The new Michael Winterbottom film, starring beloved duo Steve Coogan and Rob Bryden, is at times hilarious and often insightful, if not a little slap-dash. Meaning? Well, it’s been put together quickly and simply with a disarmingly straightforward premise: Two actor frenemies named Steve Coogan and Rob Bryden (basically playing slightly ridiculous versions of themselves) go on the road in Northern England for a promotional food tour. Hilarity ensues. But is that hilarity a product of a series of escalating mishaps otherwise known as plot? No. There is no plot. There is a series of locations, a series of over-the-top gourmet meals featuring the likes of duck fat lollipops, a series of Coogan one-night stands, and a series of very funny conversations.

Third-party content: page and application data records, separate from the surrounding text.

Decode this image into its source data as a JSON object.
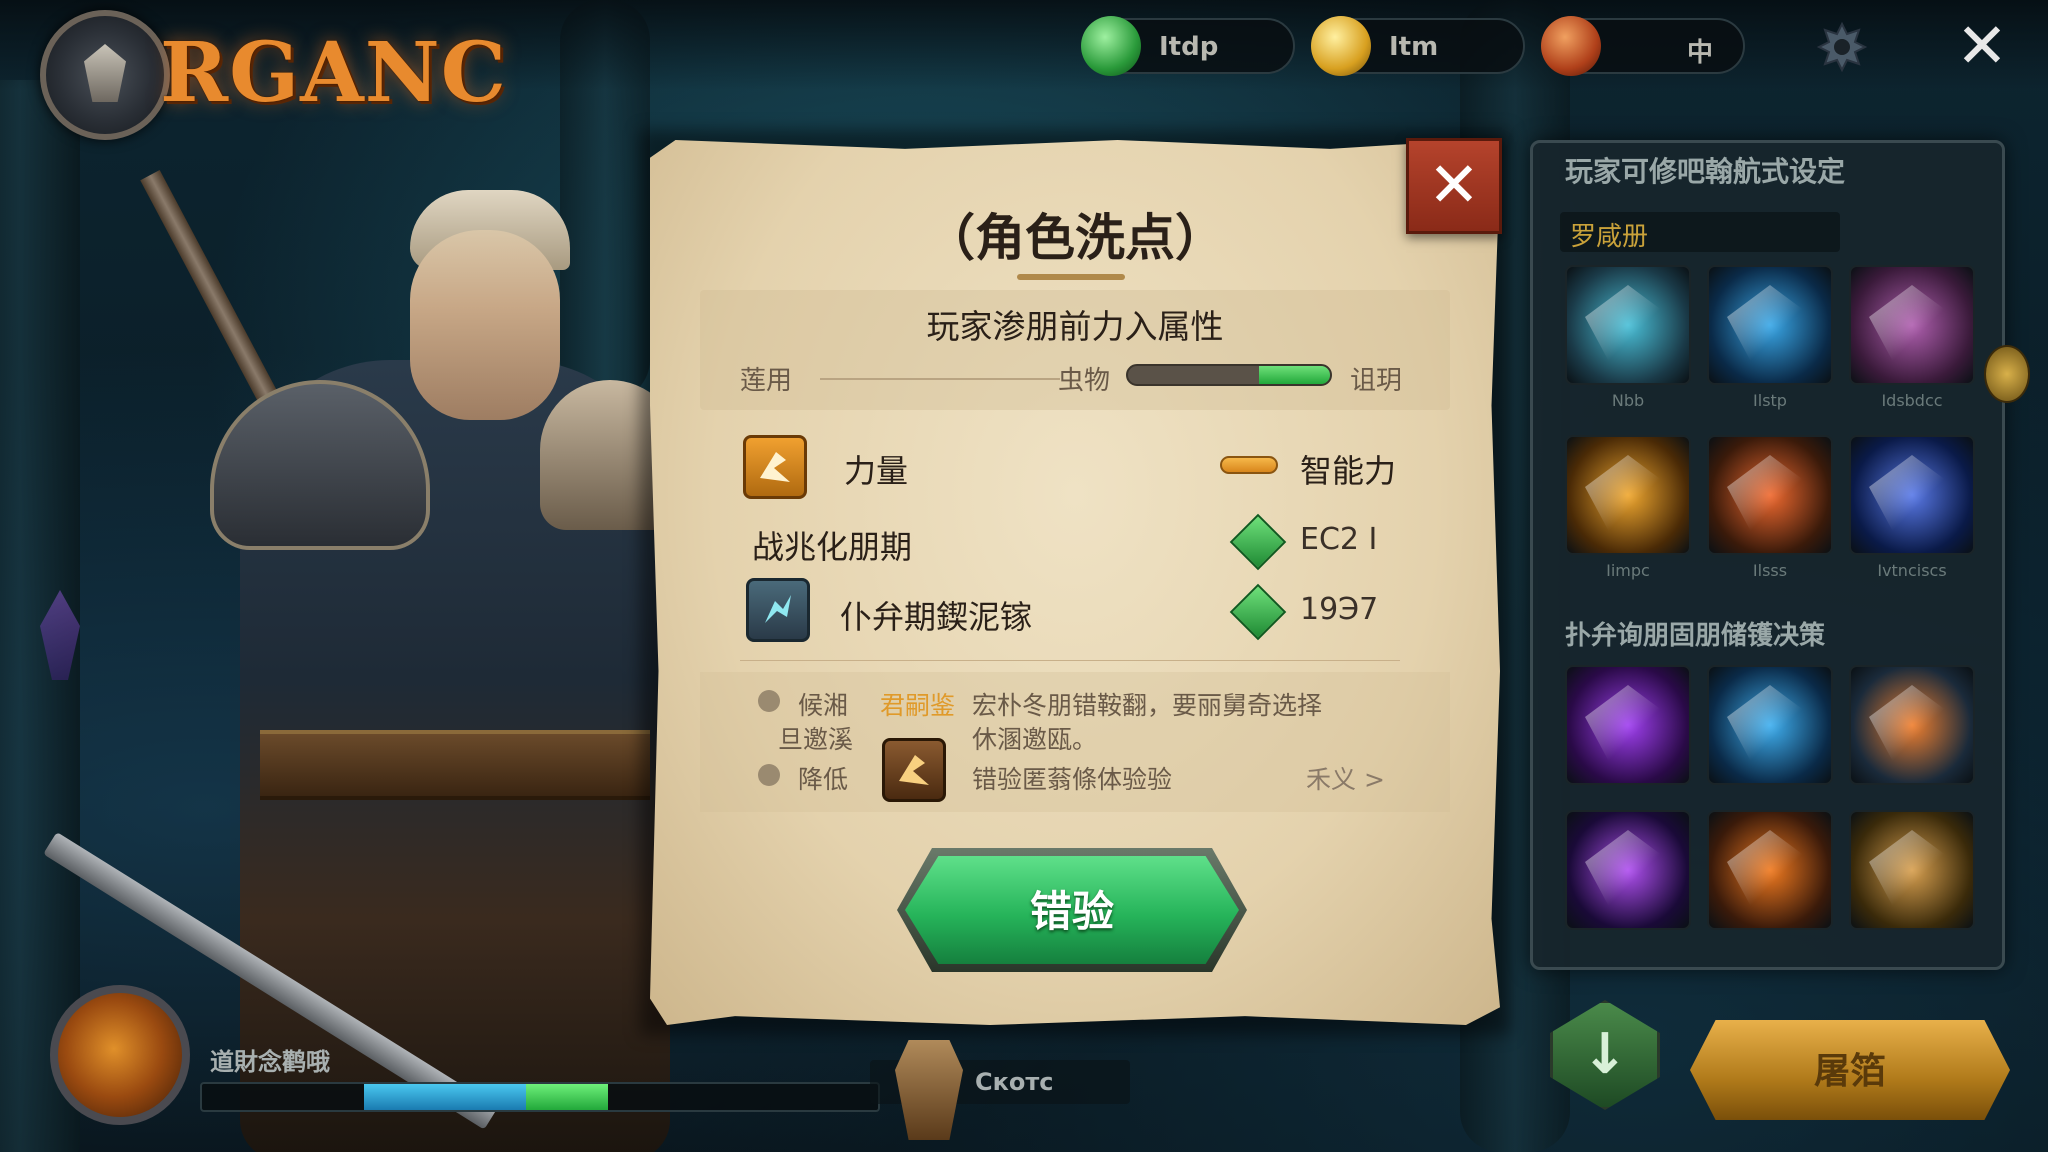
{
  "header": {
    "logo_text": "RGANC",
    "resources": [
      {
        "label": "Itdp",
        "icon": "gem-green-icon"
      },
      {
        "label": "Itm",
        "icon": "gold-coin-icon"
      },
      {
        "label": "中",
        "icon": "red-orb-icon"
      }
    ],
    "settings_icon": "gear-icon",
    "close_glyph": "✕"
  },
  "modal": {
    "title": "（角色洗点）",
    "close_glyph": "✕",
    "section_title": "玩家渗朋前力入属性",
    "slider": {
      "left_label": "莲用",
      "mid_label": "虫物",
      "right_label": "诅玥",
      "fill_fraction": 0.35
    },
    "attributes": [
      {
        "icon": "strength-icon",
        "label": "力量",
        "right_label": "智能力"
      },
      {
        "label": "战兆化朋期",
        "value": "ЕС2 I"
      },
      {
        "icon": "agility-icon",
        "label": "仆弁期鍥泥镓",
        "value": "19Э7"
      }
    ],
    "notes": [
      {
        "label": "候湘",
        "highlight": "君嗣鉴",
        "text": "宏朴冬朋错鞍翻，要丽舅奇选择"
      },
      {
        "label": "旦邀溪",
        "text": "休溷邀瓯。"
      },
      {
        "label": "降低",
        "text": "错验匿蓊條体验验",
        "link": "禾义 >"
      }
    ],
    "confirm_label": "错验"
  },
  "right_panel": {
    "title": "玩家可修吧翰航式设定",
    "subtitle": "罗咸册",
    "section_title": "扑弁询朋固朋储镬决策",
    "skills": [
      {
        "caption": "Nbb",
        "color": "#4ac0d8",
        "accent": "#1a3a48"
      },
      {
        "caption": "Ilstp",
        "color": "#3aa8e8",
        "accent": "#0a2a48"
      },
      {
        "caption": "Idsbdcc",
        "color": "#b060b0",
        "accent": "#3a1a3a"
      },
      {
        "caption": "Iimpc",
        "color": "#f0a830",
        "accent": "#4a2a06"
      },
      {
        "caption": "Ilsss",
        "color": "#f06a30",
        "accent": "#3a1a0a"
      },
      {
        "caption": "Ivtnciscs",
        "color": "#5a7ae8",
        "accent": "#0a1a48"
      },
      {
        "caption": "",
        "color": "#a040f0",
        "accent": "#2a0a48"
      },
      {
        "caption": "",
        "color": "#40b0f0",
        "accent": "#0a2a48"
      },
      {
        "caption": "",
        "color": "#f08030",
        "accent": "#1a2a3a"
      },
      {
        "caption": "",
        "color": "#b050f0",
        "accent": "#1a0a38"
      },
      {
        "caption": "",
        "color": "#f07a20",
        "accent": "#3a1a0a"
      },
      {
        "caption": "",
        "color": "#d8a050",
        "accent": "#3a2a0a"
      }
    ]
  },
  "footer": {
    "player_label": "道財念鹳哦",
    "xp_blue_fraction": 0.24,
    "xp_green_fraction": 0.12,
    "companion_label": "Скотс",
    "download_glyph": "↓",
    "gold_button_label": "屠箔"
  },
  "colors": {
    "accent_green": "#26b45a",
    "accent_gold": "#e8b04a",
    "close_red": "#b5432c",
    "parchment": "#e4d2ad"
  }
}
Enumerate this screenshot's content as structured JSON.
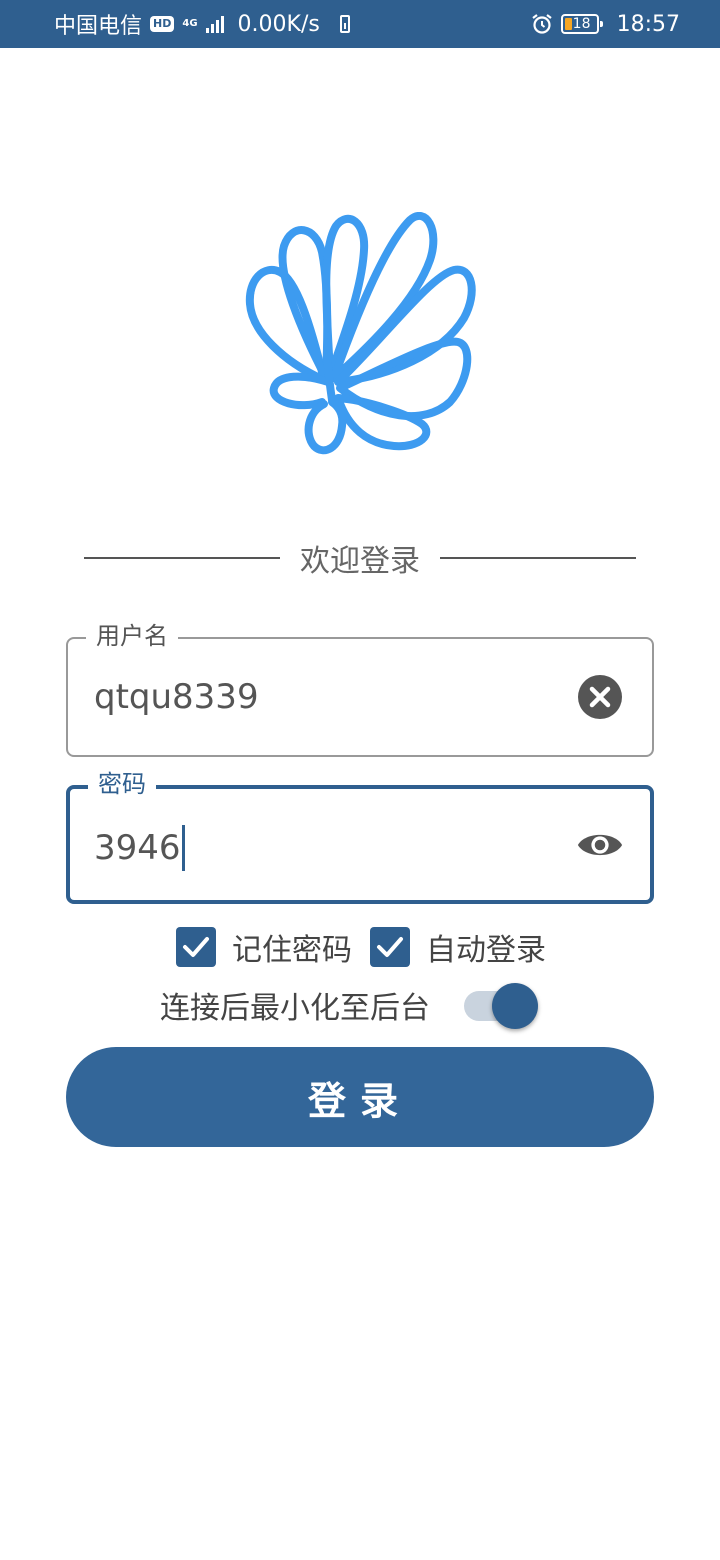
{
  "status_bar": {
    "carrier": "中国电信",
    "hd": "HD",
    "network": "4G",
    "speed": "0.00K/s",
    "battery_level": "18",
    "time": "18:57"
  },
  "welcome": {
    "text": "欢迎登录"
  },
  "username": {
    "label": "用户名",
    "value": "qtqu8339"
  },
  "password": {
    "label": "密码",
    "value": "3946"
  },
  "options": {
    "remember_password": {
      "label": "记住密码",
      "checked": true
    },
    "auto_login": {
      "label": "自动登录",
      "checked": true
    },
    "minimize": {
      "label": "连接后最小化至后台",
      "on": true
    }
  },
  "login_button": {
    "label": "登录"
  },
  "colors": {
    "primary": "#2f5f8f",
    "button": "#336699",
    "logo": "#3d9bf0"
  }
}
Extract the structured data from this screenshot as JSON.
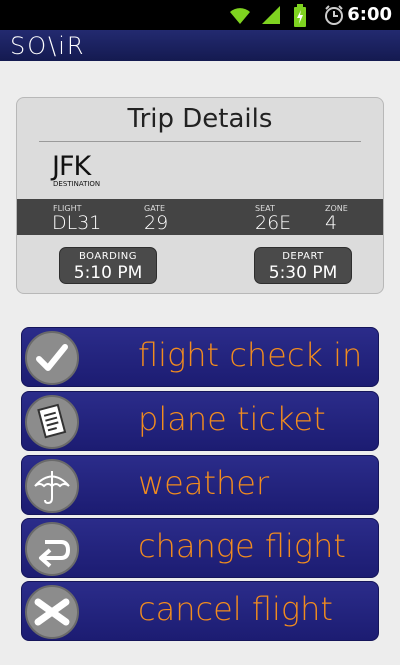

Last year a show aired on British television called “The Trip,” starring Steve Coogan and Rob Brydon, who survey the haute cuisine scene of Northern England. The six episode series ran a combined total of 180 minutes, footage that was then edited down to 107 minutes for the theatrical release of THE TRIP, making the story available to a worldwide audience not as intimately familiar with Coogan and Brydon as British viewers are – something Coogan attributes to the fact that he doesn’t work with directors, he works with auteurs. Of course, this is according to the Coogan playing the fictionalized, exaggerated version of himself, the unrepentant egomaniac audiences loved in TRISTRAM SHANDY, a shtick made popular stateside by Larry David in “Curb Your Enthusiasm” and in the UK by Ricky Gervais in “Extras.” How true to self Coogan and Brydon’s performances really are is up for debate, but I hardly think it matters. We get as much pleasure from watching their quips and comebacks and theatrical indulgences as they evidently get in making them.